What is needed:
Find the word "Image" in the listing below, then return every line it appears in.

Data for review:

##############################

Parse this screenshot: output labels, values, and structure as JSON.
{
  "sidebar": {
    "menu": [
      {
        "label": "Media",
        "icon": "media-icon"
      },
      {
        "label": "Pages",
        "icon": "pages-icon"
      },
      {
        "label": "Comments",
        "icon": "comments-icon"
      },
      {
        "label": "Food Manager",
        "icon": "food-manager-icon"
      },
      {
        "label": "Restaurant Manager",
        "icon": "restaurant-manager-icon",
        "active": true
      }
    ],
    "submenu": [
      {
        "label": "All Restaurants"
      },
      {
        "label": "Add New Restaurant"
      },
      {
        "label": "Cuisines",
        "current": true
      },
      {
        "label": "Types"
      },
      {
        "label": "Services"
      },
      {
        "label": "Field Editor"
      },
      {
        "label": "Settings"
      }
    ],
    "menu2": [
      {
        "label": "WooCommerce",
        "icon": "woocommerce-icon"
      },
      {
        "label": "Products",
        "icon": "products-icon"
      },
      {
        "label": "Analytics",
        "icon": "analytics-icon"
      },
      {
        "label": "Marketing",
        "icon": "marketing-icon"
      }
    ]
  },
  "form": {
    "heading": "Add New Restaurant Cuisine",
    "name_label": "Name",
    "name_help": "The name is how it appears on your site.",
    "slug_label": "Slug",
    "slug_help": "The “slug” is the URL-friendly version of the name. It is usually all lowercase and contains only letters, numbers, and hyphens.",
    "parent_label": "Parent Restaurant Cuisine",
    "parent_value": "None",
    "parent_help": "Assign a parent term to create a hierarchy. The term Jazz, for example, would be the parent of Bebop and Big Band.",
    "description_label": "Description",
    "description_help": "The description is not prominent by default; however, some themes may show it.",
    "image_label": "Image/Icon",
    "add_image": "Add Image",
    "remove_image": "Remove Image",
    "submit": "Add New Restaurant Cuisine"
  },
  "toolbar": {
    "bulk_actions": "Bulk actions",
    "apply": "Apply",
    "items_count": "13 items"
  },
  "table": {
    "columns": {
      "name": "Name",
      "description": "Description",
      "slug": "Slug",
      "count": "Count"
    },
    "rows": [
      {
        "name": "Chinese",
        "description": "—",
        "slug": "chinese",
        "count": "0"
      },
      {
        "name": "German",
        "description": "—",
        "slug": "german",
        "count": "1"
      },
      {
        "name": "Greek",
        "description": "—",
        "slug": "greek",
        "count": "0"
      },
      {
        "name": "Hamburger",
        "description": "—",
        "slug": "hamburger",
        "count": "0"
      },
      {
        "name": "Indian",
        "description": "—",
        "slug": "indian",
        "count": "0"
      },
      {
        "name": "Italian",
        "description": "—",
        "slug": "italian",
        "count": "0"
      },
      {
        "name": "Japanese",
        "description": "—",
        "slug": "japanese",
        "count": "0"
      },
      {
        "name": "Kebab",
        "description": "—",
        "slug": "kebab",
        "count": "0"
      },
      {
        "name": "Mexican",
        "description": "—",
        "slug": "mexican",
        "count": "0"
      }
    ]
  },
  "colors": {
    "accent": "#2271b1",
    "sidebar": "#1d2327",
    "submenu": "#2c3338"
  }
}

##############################

Written answer:
    "image_label": "Image/Icon",
    "add_image": "Add Image",
    "remove_image": "Remove Image",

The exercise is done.